Page and application data records
====================

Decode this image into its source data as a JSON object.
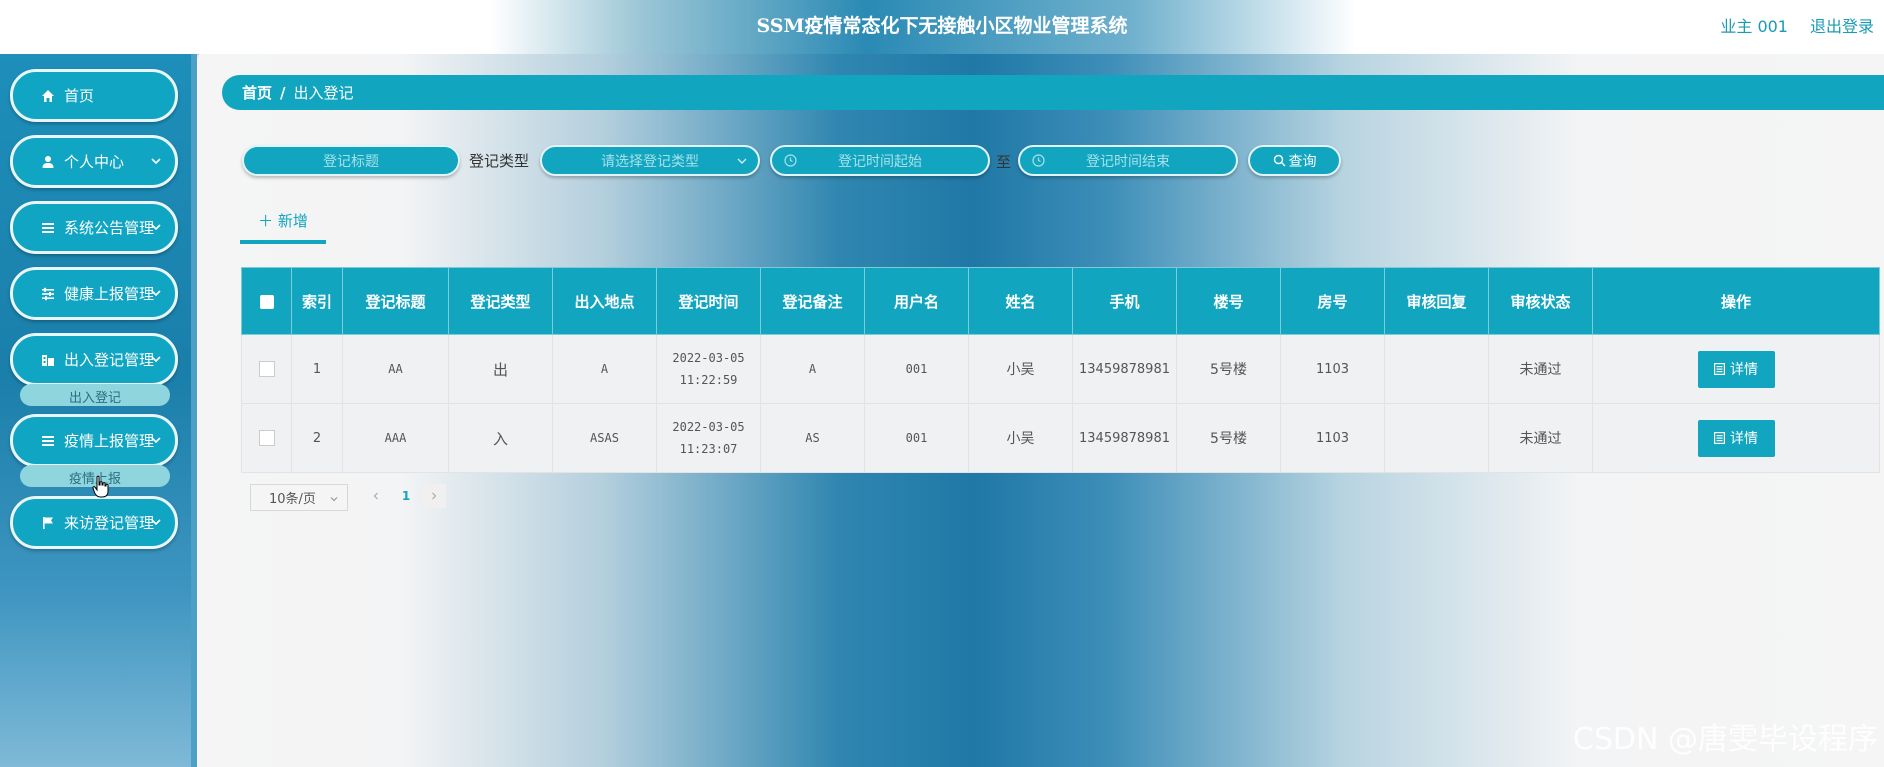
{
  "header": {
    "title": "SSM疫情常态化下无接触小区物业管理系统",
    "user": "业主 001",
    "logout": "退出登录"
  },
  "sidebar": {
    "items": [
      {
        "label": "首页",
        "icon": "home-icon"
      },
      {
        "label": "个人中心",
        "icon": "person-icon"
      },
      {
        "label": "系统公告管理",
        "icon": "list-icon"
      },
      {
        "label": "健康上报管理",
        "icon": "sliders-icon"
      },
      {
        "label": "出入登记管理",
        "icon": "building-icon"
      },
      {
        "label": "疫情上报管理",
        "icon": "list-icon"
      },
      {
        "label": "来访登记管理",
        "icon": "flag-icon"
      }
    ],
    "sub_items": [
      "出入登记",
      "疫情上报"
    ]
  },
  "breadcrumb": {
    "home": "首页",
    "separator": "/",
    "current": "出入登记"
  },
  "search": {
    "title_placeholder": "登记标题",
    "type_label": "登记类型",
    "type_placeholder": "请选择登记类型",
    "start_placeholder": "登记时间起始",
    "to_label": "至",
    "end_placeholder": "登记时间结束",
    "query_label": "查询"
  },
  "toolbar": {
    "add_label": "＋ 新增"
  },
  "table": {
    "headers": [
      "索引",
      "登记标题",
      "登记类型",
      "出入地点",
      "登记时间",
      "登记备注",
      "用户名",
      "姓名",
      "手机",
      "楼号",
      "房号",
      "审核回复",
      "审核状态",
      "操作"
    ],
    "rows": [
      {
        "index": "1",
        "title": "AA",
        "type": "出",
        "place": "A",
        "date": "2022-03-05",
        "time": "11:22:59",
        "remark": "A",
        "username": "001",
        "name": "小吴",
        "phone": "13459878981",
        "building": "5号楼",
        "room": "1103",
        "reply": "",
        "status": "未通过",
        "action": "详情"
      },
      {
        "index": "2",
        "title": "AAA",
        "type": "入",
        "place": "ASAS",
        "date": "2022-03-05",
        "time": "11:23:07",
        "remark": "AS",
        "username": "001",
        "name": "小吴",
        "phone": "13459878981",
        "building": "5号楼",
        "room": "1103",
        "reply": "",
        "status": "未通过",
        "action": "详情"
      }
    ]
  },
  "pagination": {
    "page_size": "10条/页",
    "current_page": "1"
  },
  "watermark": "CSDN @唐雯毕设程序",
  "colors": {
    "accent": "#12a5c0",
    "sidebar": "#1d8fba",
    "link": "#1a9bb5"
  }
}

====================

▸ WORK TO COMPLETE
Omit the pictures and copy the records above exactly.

▸ RESULT OF THIS TASK
Decode this image into its source data as a JSON object.
{
  "header": {
    "title": "SSM疫情常态化下无接触小区物业管理系统",
    "user": "业主 001",
    "logout": "退出登录"
  },
  "sidebar": {
    "items": [
      {
        "label": "首页",
        "icon": "home-icon"
      },
      {
        "label": "个人中心",
        "icon": "person-icon"
      },
      {
        "label": "系统公告管理",
        "icon": "list-icon"
      },
      {
        "label": "健康上报管理",
        "icon": "sliders-icon"
      },
      {
        "label": "出入登记管理",
        "icon": "building-icon"
      },
      {
        "label": "疫情上报管理",
        "icon": "list-icon"
      },
      {
        "label": "来访登记管理",
        "icon": "flag-icon"
      }
    ],
    "sub_items": [
      "出入登记",
      "疫情上报"
    ]
  },
  "breadcrumb": {
    "home": "首页",
    "separator": "/",
    "current": "出入登记"
  },
  "search": {
    "title_placeholder": "登记标题",
    "type_label": "登记类型",
    "type_placeholder": "请选择登记类型",
    "start_placeholder": "登记时间起始",
    "to_label": "至",
    "end_placeholder": "登记时间结束",
    "query_label": "查询"
  },
  "toolbar": {
    "add_label": "＋ 新增"
  },
  "table": {
    "headers": [
      "索引",
      "登记标题",
      "登记类型",
      "出入地点",
      "登记时间",
      "登记备注",
      "用户名",
      "姓名",
      "手机",
      "楼号",
      "房号",
      "审核回复",
      "审核状态",
      "操作"
    ],
    "rows": [
      {
        "index": "1",
        "title": "AA",
        "type": "出",
        "place": "A",
        "date": "2022-03-05",
        "time": "11:22:59",
        "remark": "A",
        "username": "001",
        "name": "小吴",
        "phone": "13459878981",
        "building": "5号楼",
        "room": "1103",
        "reply": "",
        "status": "未通过",
        "action": "详情"
      },
      {
        "index": "2",
        "title": "AAA",
        "type": "入",
        "place": "ASAS",
        "date": "2022-03-05",
        "time": "11:23:07",
        "remark": "AS",
        "username": "001",
        "name": "小吴",
        "phone": "13459878981",
        "building": "5号楼",
        "room": "1103",
        "reply": "",
        "status": "未通过",
        "action": "详情"
      }
    ]
  },
  "pagination": {
    "page_size": "10条/页",
    "current_page": "1"
  },
  "watermark": "CSDN @唐雯毕设程序",
  "colors": {
    "accent": "#12a5c0",
    "sidebar": "#1d8fba",
    "link": "#1a9bb5"
  }
}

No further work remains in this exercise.